Premier Doug Ford was in Brampton Monday but noticeably absent from his agenda was a meeting with Brampton’s Mayor Patrick Brown.
Ford, along with local PC MPPs, was in the city to tour Star Navigation Systems Group and to meet with business leaders, but sources have confirmed that the premier didn’t meet with the mayor. Brown hasn’t had a meeting with Ford since his mayoral inauguration in December.
Ford has already met with mayors in Mississauga and a bunch of other cities, but despite Brampton’s status as the fourth largest city in the province, and the fastest growing, it’s been sorely neglected by the premier.

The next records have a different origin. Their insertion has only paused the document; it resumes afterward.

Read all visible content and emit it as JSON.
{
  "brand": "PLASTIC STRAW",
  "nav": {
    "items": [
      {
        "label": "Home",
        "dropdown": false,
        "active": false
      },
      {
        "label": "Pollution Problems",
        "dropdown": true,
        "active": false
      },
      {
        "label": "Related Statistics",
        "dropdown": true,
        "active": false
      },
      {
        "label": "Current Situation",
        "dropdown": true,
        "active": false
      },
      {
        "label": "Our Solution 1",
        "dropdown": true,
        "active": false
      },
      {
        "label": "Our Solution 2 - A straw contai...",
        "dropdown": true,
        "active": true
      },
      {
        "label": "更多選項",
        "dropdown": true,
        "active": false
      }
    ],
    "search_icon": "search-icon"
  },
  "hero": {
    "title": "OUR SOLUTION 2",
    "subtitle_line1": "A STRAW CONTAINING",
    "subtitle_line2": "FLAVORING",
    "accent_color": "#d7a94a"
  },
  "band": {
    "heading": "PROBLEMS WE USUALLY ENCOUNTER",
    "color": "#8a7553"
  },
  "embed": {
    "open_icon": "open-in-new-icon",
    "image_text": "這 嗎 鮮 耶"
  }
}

It’s no secret that Ford and Brown aren’t exactly on friendly terms. The two have been at odds at least since Ford entered the race for leader of the PCs amidst Brown’s unceremonious ousting from the party, which came after sexual assault allegations levelled at him last February. Brown has launched a defamation lawsuit against CTV News for those allegations.
Since the release of Brown’s tell-all book last fall, the two have been even more at odds. Ford initially said the book was doing a “disservice” to Brampton and Brown admits the book was in the works prior to making his decision to re-enter the political arena — first to run for regional chair, then in the Brampton mayoral race.
On the night of his inauguration, Brown admitted that he hadn’t been in talks with Ford as yet, or anyone from the premier’s office. Brown has already had a conversation with Prime Minister Justin Trudeau on at least one occasion to discuss issues affecting the city.
Brown’s relationship with the province has been a point of criticism with his detractors. Some of Brampton’s most important priorities — healthcare, transit and a university — are dependent on funding from the province.
Ford has made it clear that the province plans to continue to tighten purse strings to deal with Ontario’s deficit which they estimate to be at $15 billion, and a good relationship with the province can make the difference when it comes to getting projects funded.
Despite it all, Brown appears to have remained positive. During the mayor’s annual address to the business community last week, he laid out his vision for Brampton for the next four years. It’s an ambitious plan that focuses on boosting the local economy, attracting more business, lowering taxes and delivering services more efficiently.
Brown also outlined getting Brampton its “fair share” as a big part of his agenda. “The biggest disservice to Brampton is that politicians view Brampton as an electoral goldmine but, have never compensated us for their frequent visits. We always see more leader visits to Brampton than any other area as we are the prized ‘swing seats’,” he said.”The days of accepting this inequity with a smile are over. We will not simply be a platform for photos ops. We expect investment. We are not second-class citizens.”
But Brown’s challenge has always been, and may very well continue to be, bringing provincial partners to the table to grant funding if the premier’s recent visit is any indication.